Thursday, August 2, 2007

Massachusetts Gives OpenXML Some Love

Office2007logo.pngNow, I'm not really an XML fanboy, but the rest of the world is and sometimes you just have to be acceptant of things. So I am. Still, when it comes to XML standards there are two important different types:

  1. Free and open standards, such as the Open Document Format (ODF), backed by GPL lovers such as Sun
  2. Seemingly-open, but in fact proper closed proprietary formats like OpenXML, backed by Microsoft
There is good news about number 2, as Massachusetts has finally come to its senses and now allows state employees to use OpenXML:
"The Open XML format may be used for office documents such as text documents (.docx), spreadsheets (.xlsx), and presentations (.pptx)," the final draft reads. "The Open XML format is currently supported by a variety of office applications including Microsoft Office 2007, OpenOffice Novell Edition, and NeoOffice 2.1. Corel has announced Open XML support for WordPerfect 2007. In addition, the Microsoft Office Compatibility Pack enables older versions of Microsoft Office such as Office 2003, XP and 2000, to translate documents to and from Open XML Format for text, presentation and spreadsheet documents."

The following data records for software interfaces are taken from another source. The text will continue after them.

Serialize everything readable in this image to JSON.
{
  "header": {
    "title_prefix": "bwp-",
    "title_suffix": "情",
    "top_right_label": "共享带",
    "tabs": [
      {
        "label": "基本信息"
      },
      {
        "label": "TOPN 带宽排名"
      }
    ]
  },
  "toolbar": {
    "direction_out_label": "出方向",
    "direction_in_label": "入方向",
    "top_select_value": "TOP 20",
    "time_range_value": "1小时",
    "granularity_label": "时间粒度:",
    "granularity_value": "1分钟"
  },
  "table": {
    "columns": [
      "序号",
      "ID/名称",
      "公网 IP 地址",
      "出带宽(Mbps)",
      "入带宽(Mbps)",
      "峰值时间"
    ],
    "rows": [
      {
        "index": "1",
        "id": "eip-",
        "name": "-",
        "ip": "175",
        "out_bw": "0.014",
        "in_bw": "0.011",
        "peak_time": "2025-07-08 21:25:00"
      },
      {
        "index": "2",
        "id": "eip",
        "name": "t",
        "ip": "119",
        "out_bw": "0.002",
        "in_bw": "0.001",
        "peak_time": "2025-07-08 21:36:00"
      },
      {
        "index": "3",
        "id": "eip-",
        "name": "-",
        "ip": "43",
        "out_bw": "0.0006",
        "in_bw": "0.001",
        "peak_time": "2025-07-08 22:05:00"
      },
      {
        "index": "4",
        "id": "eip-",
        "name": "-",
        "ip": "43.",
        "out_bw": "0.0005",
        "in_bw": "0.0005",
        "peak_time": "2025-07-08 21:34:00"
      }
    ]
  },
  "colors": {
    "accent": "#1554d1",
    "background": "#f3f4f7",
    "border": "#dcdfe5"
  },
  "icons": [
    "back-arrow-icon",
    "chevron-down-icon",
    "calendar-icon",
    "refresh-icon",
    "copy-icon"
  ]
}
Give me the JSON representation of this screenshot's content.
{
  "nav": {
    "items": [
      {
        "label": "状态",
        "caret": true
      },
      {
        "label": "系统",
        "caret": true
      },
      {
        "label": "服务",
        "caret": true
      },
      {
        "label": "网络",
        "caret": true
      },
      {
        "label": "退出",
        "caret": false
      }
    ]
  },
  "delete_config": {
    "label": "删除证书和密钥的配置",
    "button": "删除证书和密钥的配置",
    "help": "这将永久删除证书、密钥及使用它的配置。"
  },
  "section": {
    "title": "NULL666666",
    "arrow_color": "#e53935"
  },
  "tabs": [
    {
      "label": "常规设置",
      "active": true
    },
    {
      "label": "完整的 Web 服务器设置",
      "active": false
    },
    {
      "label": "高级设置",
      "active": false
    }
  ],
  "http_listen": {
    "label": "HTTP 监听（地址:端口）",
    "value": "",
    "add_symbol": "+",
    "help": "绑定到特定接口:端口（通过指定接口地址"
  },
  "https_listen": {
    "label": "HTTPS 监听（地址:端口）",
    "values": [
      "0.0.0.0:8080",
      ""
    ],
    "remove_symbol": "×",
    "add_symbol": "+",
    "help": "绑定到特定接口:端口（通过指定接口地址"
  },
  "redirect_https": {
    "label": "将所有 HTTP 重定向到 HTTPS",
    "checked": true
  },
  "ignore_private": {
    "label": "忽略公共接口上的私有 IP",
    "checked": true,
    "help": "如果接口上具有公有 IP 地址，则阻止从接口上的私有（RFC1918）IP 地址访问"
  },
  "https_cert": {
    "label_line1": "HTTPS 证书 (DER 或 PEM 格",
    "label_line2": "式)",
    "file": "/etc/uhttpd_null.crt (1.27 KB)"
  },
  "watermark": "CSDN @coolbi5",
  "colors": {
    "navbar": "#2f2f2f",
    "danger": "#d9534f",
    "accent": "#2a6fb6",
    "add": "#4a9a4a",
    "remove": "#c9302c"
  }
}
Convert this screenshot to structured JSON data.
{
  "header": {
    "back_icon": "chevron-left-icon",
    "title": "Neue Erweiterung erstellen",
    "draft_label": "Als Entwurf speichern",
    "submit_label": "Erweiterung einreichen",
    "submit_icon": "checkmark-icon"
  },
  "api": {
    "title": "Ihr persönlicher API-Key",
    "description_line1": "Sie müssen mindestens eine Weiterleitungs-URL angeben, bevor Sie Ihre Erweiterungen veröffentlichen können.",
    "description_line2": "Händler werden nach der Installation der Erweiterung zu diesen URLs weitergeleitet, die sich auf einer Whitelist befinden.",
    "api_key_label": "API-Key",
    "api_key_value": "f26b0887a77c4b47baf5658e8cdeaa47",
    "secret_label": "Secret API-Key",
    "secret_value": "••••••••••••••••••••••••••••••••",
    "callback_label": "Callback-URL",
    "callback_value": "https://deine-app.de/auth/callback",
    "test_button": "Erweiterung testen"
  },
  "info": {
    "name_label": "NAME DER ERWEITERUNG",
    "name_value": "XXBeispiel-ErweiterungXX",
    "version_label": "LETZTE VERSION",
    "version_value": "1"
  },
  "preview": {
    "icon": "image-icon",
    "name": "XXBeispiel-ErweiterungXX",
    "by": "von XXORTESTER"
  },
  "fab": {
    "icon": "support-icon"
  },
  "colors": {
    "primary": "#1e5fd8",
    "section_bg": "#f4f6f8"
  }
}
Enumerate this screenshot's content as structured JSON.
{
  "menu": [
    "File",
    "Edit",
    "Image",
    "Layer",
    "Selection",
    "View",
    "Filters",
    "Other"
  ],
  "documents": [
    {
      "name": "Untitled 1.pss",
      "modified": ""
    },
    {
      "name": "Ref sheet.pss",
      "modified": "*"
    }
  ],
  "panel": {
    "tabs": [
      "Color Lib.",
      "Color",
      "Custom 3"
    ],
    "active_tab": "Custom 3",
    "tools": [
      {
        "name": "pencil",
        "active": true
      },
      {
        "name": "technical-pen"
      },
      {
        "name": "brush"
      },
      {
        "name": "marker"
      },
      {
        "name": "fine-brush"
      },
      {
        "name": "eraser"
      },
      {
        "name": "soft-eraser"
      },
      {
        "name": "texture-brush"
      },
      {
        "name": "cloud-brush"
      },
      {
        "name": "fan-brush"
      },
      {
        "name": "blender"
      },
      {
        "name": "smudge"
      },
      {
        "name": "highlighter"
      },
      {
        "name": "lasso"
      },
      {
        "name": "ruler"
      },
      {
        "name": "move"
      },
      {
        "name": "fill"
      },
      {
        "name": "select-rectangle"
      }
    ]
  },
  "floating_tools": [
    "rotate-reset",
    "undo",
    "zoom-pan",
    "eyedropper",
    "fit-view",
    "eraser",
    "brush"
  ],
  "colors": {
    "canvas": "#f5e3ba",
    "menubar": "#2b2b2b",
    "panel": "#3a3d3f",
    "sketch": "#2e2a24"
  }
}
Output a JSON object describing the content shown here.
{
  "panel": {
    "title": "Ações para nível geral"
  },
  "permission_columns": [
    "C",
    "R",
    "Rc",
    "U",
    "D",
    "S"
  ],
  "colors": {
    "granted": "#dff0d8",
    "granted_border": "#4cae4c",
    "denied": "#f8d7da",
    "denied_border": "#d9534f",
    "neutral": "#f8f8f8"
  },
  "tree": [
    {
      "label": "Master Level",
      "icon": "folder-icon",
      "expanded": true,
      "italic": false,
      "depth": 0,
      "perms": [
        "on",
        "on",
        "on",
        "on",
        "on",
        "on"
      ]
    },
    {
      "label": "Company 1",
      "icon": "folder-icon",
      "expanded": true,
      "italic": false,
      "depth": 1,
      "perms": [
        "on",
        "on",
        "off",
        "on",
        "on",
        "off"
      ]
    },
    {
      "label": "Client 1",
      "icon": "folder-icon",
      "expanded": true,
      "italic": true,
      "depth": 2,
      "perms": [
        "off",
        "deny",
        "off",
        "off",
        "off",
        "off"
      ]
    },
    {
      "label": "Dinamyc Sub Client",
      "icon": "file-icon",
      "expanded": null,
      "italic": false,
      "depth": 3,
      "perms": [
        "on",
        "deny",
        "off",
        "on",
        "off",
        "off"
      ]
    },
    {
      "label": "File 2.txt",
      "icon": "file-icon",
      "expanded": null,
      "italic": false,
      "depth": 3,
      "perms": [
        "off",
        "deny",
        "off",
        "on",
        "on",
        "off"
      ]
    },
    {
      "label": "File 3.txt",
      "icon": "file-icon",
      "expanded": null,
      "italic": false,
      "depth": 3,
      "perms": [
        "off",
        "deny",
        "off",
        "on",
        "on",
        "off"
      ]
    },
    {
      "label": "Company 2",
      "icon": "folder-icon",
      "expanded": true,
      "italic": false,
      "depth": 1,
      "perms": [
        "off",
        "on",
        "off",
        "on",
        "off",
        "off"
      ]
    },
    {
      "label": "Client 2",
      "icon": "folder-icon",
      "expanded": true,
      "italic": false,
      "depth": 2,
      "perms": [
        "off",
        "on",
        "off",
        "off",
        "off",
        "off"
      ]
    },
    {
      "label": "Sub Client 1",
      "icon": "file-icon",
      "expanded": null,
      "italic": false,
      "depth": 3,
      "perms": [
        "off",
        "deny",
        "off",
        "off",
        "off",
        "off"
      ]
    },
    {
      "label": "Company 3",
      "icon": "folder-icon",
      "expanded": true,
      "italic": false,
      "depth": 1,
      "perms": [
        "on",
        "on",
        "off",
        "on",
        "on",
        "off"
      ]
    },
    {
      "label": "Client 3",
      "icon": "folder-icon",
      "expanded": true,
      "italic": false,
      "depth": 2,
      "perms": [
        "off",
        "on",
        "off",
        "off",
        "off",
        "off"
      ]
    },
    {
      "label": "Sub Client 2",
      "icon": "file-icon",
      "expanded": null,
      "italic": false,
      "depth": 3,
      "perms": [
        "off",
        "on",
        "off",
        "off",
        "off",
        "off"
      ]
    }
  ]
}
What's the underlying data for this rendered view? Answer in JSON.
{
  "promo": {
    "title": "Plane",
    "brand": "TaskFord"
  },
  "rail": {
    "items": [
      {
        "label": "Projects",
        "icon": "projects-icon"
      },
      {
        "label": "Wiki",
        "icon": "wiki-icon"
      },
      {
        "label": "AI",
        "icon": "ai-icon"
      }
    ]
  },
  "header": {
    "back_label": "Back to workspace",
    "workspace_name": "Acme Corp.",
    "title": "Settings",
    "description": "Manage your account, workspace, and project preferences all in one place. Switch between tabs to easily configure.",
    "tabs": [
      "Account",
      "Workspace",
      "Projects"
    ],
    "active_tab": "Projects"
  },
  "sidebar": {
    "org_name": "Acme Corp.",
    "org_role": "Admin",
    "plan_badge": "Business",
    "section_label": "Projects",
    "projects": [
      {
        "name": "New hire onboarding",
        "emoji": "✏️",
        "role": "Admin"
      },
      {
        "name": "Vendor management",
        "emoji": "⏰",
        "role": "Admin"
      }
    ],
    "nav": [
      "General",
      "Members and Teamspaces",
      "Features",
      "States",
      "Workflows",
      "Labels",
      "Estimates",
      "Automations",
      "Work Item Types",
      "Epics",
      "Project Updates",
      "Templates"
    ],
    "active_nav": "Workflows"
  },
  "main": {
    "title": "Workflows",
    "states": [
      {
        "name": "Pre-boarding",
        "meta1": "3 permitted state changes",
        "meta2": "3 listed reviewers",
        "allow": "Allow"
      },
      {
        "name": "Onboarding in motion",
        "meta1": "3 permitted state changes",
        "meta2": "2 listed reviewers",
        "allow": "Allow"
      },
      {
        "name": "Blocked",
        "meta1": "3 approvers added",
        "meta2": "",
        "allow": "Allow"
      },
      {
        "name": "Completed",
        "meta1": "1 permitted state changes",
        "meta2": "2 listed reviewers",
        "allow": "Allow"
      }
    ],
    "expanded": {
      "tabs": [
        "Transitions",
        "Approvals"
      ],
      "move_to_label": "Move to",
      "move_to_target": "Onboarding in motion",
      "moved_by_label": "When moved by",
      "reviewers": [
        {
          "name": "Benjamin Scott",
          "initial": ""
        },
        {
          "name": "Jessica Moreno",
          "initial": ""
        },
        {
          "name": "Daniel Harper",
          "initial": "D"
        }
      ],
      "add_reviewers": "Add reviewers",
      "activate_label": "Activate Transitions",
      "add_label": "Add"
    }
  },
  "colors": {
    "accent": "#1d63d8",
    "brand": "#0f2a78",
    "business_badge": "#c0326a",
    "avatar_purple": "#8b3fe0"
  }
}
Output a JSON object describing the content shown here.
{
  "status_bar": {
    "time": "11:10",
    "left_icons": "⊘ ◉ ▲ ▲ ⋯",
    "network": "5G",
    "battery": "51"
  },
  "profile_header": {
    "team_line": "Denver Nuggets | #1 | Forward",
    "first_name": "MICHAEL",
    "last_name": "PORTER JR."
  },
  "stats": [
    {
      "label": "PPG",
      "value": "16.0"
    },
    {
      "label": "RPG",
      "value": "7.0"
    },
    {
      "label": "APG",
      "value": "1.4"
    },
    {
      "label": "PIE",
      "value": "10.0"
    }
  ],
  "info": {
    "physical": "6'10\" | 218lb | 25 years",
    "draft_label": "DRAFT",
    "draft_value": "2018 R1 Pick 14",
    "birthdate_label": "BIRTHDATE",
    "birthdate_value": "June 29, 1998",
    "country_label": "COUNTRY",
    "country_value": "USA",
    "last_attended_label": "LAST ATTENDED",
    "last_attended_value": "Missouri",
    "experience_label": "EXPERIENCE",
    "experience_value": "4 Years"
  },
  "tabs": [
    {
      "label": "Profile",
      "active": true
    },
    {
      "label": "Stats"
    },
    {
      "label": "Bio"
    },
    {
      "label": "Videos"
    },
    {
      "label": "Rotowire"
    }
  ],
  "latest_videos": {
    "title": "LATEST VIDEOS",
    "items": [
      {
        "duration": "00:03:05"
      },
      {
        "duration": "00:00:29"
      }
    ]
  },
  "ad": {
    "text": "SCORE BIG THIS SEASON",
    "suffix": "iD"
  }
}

Don't read too much in this compatibility thing though, we all know that the only software that properly interprets and generates OpenXML is the office suite that everybody uses anyway: Microsoft Office. There's a reason people refer to it as "Office" and it doesn't need a prefix like "Open" (puke) or "Neo" (nerd!). And honestly, nobody cares about Wordperfect anymore.

So, welcome back to Office, Massachusetts!